Data excerpts
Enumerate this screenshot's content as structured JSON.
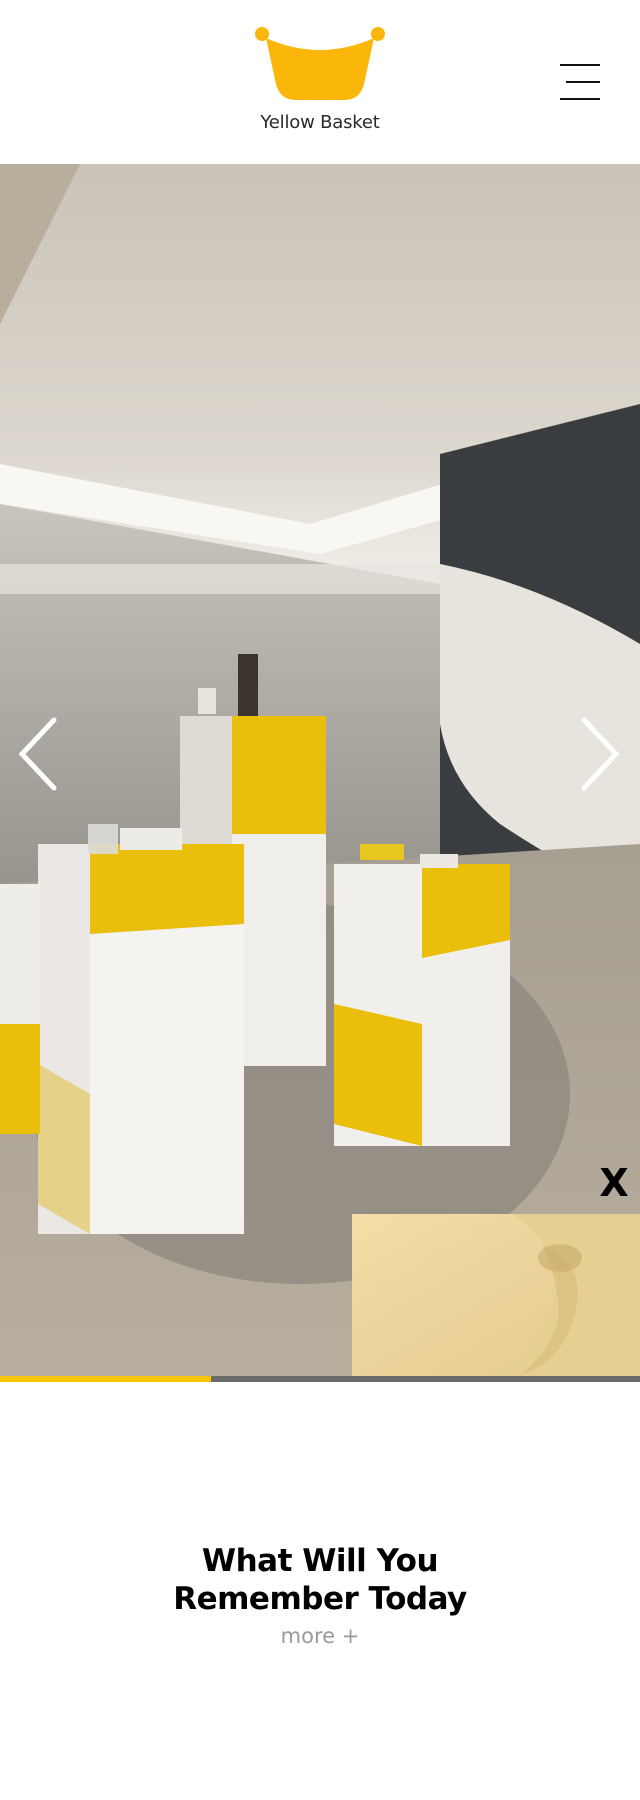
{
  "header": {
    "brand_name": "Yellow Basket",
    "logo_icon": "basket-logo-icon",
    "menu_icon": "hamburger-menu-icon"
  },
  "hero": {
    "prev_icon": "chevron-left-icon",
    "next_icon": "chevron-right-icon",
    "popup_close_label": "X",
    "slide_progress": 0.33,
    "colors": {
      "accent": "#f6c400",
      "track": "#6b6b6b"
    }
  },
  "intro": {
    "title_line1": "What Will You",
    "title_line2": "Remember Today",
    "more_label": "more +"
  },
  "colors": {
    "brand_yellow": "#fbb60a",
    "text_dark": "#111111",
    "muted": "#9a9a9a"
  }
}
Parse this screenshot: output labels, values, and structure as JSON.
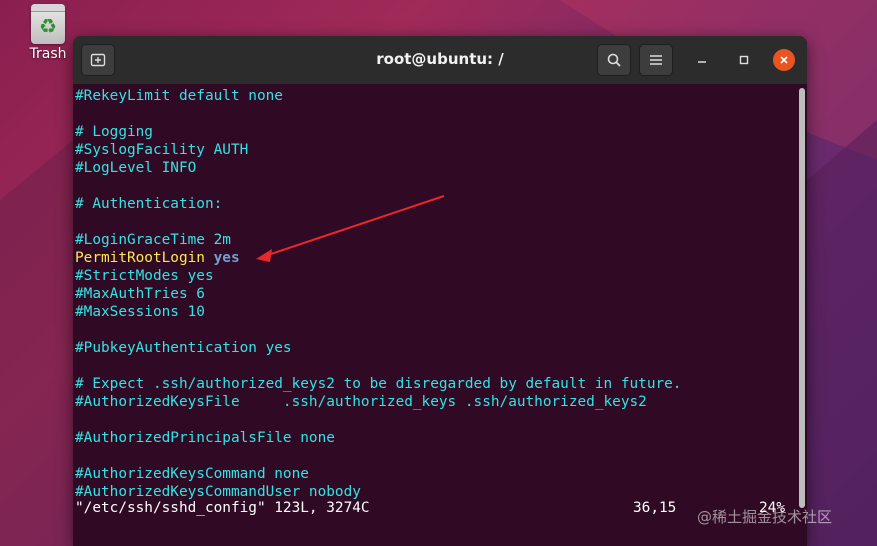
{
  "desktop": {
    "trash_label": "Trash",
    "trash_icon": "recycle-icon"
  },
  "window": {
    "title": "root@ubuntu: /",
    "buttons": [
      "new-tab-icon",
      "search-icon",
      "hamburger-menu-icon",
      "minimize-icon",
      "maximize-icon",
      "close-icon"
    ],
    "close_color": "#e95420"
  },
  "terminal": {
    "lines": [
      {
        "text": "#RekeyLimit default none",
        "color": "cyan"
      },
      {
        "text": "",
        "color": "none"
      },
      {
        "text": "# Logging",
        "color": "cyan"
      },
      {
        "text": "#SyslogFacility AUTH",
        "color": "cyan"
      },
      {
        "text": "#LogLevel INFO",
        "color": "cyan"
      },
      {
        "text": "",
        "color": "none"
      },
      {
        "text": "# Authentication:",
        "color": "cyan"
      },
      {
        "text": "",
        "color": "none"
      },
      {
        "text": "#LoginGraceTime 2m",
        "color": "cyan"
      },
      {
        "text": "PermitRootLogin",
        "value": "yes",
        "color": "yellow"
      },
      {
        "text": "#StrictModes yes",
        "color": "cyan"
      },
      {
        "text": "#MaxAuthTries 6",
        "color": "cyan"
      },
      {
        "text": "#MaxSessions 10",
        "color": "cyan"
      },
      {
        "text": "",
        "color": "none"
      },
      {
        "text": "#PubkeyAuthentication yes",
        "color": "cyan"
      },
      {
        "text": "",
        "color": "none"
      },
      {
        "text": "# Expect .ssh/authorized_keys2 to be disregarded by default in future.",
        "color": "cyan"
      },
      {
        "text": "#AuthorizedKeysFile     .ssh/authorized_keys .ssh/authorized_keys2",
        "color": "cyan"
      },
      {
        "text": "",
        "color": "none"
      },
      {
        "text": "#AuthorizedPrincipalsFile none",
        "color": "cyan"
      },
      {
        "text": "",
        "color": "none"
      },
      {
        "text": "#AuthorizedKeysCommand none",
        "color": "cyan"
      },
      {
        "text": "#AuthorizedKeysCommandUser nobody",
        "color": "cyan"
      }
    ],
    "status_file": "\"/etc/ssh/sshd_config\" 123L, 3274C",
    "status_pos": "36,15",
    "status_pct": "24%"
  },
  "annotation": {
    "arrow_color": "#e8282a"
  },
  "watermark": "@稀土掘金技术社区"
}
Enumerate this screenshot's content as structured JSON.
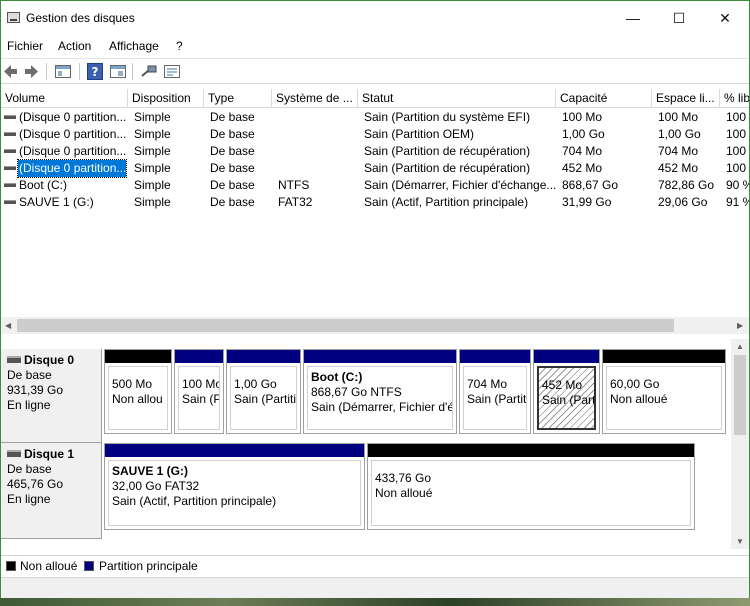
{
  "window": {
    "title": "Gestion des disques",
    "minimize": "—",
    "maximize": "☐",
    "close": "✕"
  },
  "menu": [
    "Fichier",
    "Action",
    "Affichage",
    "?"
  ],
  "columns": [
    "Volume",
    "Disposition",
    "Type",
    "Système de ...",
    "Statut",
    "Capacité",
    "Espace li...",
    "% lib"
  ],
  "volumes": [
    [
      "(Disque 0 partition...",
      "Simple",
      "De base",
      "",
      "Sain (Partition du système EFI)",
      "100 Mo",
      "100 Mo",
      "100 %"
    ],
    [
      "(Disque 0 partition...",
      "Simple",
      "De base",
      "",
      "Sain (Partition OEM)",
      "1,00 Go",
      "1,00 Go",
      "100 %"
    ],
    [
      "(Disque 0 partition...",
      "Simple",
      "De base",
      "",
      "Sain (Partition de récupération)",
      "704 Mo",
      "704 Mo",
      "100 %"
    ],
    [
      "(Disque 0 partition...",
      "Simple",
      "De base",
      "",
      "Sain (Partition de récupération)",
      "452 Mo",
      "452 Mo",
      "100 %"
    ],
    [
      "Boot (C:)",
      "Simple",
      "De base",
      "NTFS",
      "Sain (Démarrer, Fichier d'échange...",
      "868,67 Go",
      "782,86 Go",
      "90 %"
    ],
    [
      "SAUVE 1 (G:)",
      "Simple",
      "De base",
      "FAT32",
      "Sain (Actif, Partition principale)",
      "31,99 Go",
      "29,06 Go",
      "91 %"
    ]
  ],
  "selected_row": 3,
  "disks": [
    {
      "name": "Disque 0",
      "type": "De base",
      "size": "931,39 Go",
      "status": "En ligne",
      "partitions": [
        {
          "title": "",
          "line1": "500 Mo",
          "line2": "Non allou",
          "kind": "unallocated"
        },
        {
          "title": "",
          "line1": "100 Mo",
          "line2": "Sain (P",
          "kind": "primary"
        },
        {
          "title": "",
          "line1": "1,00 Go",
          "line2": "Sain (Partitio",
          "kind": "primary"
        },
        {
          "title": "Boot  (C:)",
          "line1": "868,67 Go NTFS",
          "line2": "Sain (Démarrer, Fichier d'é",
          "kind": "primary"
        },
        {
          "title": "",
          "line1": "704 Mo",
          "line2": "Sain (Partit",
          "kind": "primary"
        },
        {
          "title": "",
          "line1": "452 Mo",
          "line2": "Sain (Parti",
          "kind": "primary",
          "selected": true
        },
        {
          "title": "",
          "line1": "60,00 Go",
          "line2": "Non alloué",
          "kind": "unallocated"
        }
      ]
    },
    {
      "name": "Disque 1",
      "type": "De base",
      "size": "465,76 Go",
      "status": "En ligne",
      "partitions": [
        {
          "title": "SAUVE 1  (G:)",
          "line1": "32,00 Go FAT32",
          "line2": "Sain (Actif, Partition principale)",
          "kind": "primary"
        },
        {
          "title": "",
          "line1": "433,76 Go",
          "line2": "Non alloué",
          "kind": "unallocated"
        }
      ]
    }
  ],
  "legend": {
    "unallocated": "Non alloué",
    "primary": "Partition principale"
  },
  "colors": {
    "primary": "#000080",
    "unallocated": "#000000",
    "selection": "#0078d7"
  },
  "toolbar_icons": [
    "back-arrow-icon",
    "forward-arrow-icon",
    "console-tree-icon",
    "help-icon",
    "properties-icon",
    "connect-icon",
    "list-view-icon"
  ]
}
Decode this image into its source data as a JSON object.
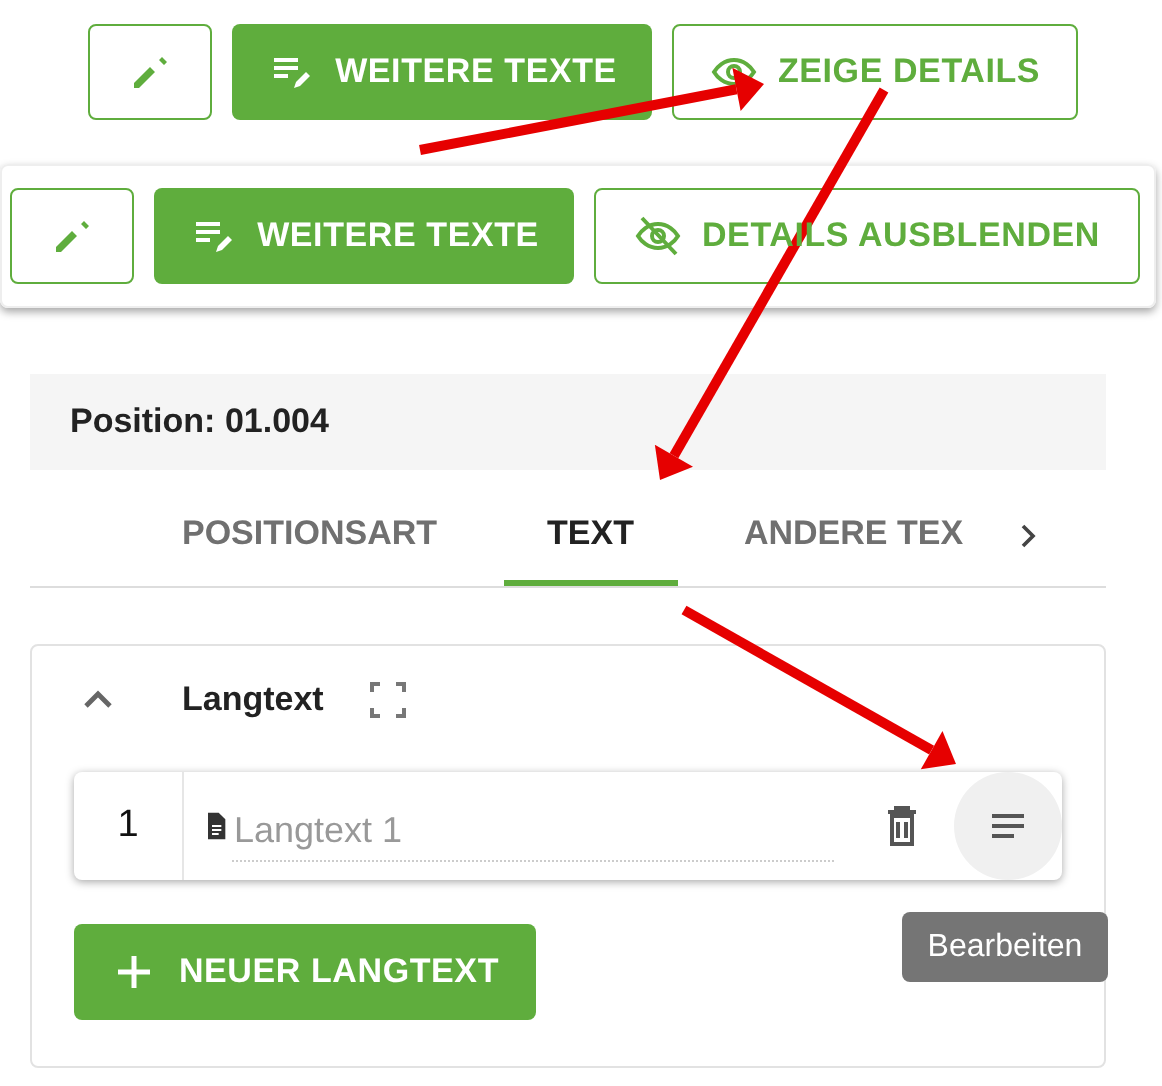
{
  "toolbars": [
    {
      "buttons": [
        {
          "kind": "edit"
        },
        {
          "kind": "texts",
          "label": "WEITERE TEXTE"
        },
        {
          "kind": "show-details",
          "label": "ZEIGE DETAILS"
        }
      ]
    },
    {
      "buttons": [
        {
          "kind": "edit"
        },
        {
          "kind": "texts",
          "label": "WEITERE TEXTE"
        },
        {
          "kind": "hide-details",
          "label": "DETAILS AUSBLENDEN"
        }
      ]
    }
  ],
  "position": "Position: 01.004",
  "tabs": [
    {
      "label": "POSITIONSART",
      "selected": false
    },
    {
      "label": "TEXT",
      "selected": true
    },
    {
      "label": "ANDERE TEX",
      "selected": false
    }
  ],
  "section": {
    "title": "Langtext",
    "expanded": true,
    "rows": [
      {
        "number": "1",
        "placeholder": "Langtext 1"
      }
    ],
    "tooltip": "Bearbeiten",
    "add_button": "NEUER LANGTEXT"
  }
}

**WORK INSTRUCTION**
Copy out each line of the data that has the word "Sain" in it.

**ANSWER BOX**
      "Sain (Partition du système EFI)",
      "Sain (Partition OEM)",
      "Sain (Partition de récupération)",
      "Sain (Partition de récupération)",
      "Sain (Démarrer, Fichier d'échange...",
      "Sain (Actif, Partition principale)",
          "line2": "Sain (P",
          "line2": "Sain (Partitio",
          "line2": "Sain (Démarrer, Fichier d'é",
          "line2": "Sain (Partit",
          "line2": "Sain (Parti",
          "line2": "Sain (Actif, Partition principale)",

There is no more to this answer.